**About this task**
Render every entry verbatim.

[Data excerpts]
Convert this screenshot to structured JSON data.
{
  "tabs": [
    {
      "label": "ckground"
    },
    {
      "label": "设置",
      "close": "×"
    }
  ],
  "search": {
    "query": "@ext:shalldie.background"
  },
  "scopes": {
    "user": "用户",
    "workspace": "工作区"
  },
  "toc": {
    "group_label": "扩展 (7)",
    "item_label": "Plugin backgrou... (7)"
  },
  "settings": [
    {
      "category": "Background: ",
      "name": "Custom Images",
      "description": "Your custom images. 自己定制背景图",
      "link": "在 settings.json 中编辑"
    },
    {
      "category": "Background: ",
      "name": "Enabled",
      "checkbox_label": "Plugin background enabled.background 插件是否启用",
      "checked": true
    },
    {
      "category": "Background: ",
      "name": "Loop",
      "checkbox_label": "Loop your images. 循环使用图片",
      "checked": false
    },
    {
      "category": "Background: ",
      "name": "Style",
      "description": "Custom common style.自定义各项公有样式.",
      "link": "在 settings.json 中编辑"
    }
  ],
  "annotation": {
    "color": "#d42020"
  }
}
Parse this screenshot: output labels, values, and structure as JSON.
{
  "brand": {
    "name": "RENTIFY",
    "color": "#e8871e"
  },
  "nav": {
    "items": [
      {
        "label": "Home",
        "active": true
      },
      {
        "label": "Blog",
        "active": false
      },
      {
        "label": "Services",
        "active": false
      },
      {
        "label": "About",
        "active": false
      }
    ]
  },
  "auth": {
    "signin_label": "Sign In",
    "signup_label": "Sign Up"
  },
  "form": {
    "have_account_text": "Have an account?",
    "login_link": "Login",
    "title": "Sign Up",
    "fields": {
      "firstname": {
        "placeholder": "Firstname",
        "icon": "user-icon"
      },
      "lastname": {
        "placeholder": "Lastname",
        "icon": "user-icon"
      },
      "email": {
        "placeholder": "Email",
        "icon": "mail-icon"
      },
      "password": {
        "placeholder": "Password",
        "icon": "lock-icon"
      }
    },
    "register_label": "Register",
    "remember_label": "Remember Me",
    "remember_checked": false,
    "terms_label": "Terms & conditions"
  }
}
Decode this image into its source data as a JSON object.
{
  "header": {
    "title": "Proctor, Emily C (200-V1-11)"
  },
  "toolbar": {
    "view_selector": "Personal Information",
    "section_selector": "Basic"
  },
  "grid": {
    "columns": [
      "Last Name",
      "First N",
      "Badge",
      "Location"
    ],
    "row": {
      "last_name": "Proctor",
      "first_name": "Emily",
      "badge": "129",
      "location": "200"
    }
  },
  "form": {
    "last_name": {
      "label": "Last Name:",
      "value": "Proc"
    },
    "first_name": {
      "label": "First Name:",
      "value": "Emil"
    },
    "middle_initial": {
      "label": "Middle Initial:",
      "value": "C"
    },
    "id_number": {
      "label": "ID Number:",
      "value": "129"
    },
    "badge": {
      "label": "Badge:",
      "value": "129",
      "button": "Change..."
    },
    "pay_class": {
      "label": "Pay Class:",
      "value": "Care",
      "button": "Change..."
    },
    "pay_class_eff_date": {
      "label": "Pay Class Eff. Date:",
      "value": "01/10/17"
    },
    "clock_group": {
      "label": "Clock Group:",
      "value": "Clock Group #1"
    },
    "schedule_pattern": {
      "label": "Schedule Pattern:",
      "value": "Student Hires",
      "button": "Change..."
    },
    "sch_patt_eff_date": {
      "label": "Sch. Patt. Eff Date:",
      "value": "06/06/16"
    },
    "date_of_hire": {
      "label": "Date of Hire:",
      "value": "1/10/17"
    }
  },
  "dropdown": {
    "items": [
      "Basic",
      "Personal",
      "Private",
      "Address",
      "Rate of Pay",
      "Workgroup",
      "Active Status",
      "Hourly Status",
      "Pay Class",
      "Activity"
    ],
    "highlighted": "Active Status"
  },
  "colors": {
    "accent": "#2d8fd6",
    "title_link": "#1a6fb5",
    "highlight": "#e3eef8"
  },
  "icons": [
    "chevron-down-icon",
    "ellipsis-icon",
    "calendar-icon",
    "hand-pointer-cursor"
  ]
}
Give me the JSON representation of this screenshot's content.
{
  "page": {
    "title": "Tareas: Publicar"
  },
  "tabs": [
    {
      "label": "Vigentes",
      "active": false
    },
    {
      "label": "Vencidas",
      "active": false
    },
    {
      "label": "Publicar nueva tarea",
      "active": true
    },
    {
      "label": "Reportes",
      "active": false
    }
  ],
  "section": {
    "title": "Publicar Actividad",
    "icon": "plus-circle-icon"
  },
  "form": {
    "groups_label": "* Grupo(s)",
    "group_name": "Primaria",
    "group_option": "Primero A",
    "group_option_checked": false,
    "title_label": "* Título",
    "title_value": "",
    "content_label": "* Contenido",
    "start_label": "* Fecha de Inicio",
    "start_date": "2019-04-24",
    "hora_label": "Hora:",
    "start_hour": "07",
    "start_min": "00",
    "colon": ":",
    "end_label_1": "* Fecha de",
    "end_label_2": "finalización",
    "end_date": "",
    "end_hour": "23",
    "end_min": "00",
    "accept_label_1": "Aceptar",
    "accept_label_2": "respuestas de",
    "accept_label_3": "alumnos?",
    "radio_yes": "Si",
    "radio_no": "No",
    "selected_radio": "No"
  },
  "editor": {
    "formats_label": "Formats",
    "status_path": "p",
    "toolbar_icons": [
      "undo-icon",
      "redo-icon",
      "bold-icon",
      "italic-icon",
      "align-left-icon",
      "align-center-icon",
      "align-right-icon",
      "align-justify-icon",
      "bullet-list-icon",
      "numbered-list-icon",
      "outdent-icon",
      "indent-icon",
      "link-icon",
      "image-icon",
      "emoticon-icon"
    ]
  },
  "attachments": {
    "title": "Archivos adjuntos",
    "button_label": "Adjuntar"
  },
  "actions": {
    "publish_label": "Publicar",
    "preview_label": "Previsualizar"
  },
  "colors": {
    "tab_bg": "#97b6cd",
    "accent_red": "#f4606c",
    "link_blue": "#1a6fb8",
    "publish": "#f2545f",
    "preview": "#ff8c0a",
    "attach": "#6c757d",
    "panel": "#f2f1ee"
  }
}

**Result of the task**
Convert this screenshot to structured JSON data.
{
  "tabs": [
    {
      "label": "ckground"
    },
    {
      "label": "设置",
      "close": "×"
    }
  ],
  "search": {
    "query": "@ext:shalldie.background"
  },
  "scopes": {
    "user": "用户",
    "workspace": "工作区"
  },
  "toc": {
    "group_label": "扩展 (7)",
    "item_label": "Plugin backgrou... (7)"
  },
  "settings": [
    {
      "category": "Background: ",
      "name": "Custom Images",
      "description": "Your custom images. 自己定制背景图",
      "link": "在 settings.json 中编辑"
    },
    {
      "category": "Background: ",
      "name": "Enabled",
      "checkbox_label": "Plugin background enabled.background 插件是否启用",
      "checked": true
    },
    {
      "category": "Background: ",
      "name": "Loop",
      "checkbox_label": "Loop your images. 循环使用图片",
      "checked": false
    },
    {
      "category": "Background: ",
      "name": "Style",
      "description": "Custom common style.自定义各项公有样式.",
      "link": "在 settings.json 中编辑"
    }
  ],
  "annotation": {
    "color": "#d42020"
  }
}
Parse this screenshot: output labels, values, and structure as JSON.
{
  "brand": {
    "name": "RENTIFY",
    "color": "#e8871e"
  },
  "nav": {
    "items": [
      {
        "label": "Home",
        "active": true
      },
      {
        "label": "Blog",
        "active": false
      },
      {
        "label": "Services",
        "active": false
      },
      {
        "label": "About",
        "active": false
      }
    ]
  },
  "auth": {
    "signin_label": "Sign In",
    "signup_label": "Sign Up"
  },
  "form": {
    "have_account_text": "Have an account?",
    "login_link": "Login",
    "title": "Sign Up",
    "fields": {
      "firstname": {
        "placeholder": "Firstname",
        "icon": "user-icon"
      },
      "lastname": {
        "placeholder": "Lastname",
        "icon": "user-icon"
      },
      "email": {
        "placeholder": "Email",
        "icon": "mail-icon"
      },
      "password": {
        "placeholder": "Password",
        "icon": "lock-icon"
      }
    },
    "register_label": "Register",
    "remember_label": "Remember Me",
    "remember_checked": false,
    "terms_label": "Terms & conditions"
  }
}
Decode this image into its source data as a JSON object.
{
  "header": {
    "title": "Proctor, Emily C (200-V1-11)"
  },
  "toolbar": {
    "view_selector": "Personal Information",
    "section_selector": "Basic"
  },
  "grid": {
    "columns": [
      "Last Name",
      "First N",
      "Badge",
      "Location"
    ],
    "row": {
      "last_name": "Proctor",
      "first_name": "Emily",
      "badge": "129",
      "location": "200"
    }
  },
  "form": {
    "last_name": {
      "label": "Last Name:",
      "value": "Proc"
    },
    "first_name": {
      "label": "First Name:",
      "value": "Emil"
    },
    "middle_initial": {
      "label": "Middle Initial:",
      "value": "C"
    },
    "id_number": {
      "label": "ID Number:",
      "value": "129"
    },
    "badge": {
      "label": "Badge:",
      "value": "129",
      "button": "Change..."
    },
    "pay_class": {
      "label": "Pay Class:",
      "value": "Care",
      "button": "Change..."
    },
    "pay_class_eff_date": {
      "label": "Pay Class Eff. Date:",
      "value": "01/10/17"
    },
    "clock_group": {
      "label": "Clock Group:",
      "value": "Clock Group #1"
    },
    "schedule_pattern": {
      "label": "Schedule Pattern:",
      "value": "Student Hires",
      "button": "Change..."
    },
    "sch_patt_eff_date": {
      "label": "Sch. Patt. Eff Date:",
      "value": "06/06/16"
    },
    "date_of_hire": {
      "label": "Date of Hire:",
      "value": "1/10/17"
    }
  },
  "dropdown": {
    "items": [
      "Basic",
      "Personal",
      "Private",
      "Address",
      "Rate of Pay",
      "Workgroup",
      "Active Status",
      "Hourly Status",
      "Pay Class",
      "Activity"
    ],
    "highlighted": "Active Status"
  },
  "colors": {
    "accent": "#2d8fd6",
    "title_link": "#1a6fb5",
    "highlight": "#e3eef8"
  },
  "icons": [
    "chevron-down-icon",
    "ellipsis-icon",
    "calendar-icon",
    "hand-pointer-cursor"
  ]
}
Give me the JSON representation of this screenshot's content.
{
  "page": {
    "title": "Tareas: Publicar"
  },
  "tabs": [
    {
      "label": "Vigentes",
      "active": false
    },
    {
      "label": "Vencidas",
      "active": false
    },
    {
      "label": "Publicar nueva tarea",
      "active": true
    },
    {
      "label": "Reportes",
      "active": false
    }
  ],
  "section": {
    "title": "Publicar Actividad",
    "icon": "plus-circle-icon"
  },
  "form": {
    "groups_label": "* Grupo(s)",
    "group_name": "Primaria",
    "group_option": "Primero A",
    "group_option_checked": false,
    "title_label": "* Título",
    "title_value": "",
    "content_label": "* Contenido",
    "start_label": "* Fecha de Inicio",
    "start_date": "2019-04-24",
    "hora_label": "Hora:",
    "start_hour": "07",
    "start_min": "00",
    "colon": ":",
    "end_label_1": "* Fecha de",
    "end_label_2": "finalización",
    "end_date": "",
    "end_hour": "23",
    "end_min": "00",
    "accept_label_1": "Aceptar",
    "accept_label_2": "respuestas de",
    "accept_label_3": "alumnos?",
    "radio_yes": "Si",
    "radio_no": "No",
    "selected_radio": "No"
  },
  "editor": {
    "formats_label": "Formats",
    "status_path": "p",
    "toolbar_icons": [
      "undo-icon",
      "redo-icon",
      "bold-icon",
      "italic-icon",
      "align-left-icon",
      "align-center-icon",
      "align-right-icon",
      "align-justify-icon",
      "bullet-list-icon",
      "numbered-list-icon",
      "outdent-icon",
      "indent-icon",
      "link-icon",
      "image-icon",
      "emoticon-icon"
    ]
  },
  "attachments": {
    "title": "Archivos adjuntos",
    "button_label": "Adjuntar"
  },
  "actions": {
    "publish_label": "Publicar",
    "preview_label": "Previsualizar"
  },
  "colors": {
    "tab_bg": "#97b6cd",
    "accent_red": "#f4606c",
    "link_blue": "#1a6fb8",
    "publish": "#f2545f",
    "preview": "#ff8c0a",
    "attach": "#6c757d",
    "panel": "#f2f1ee"
  }
}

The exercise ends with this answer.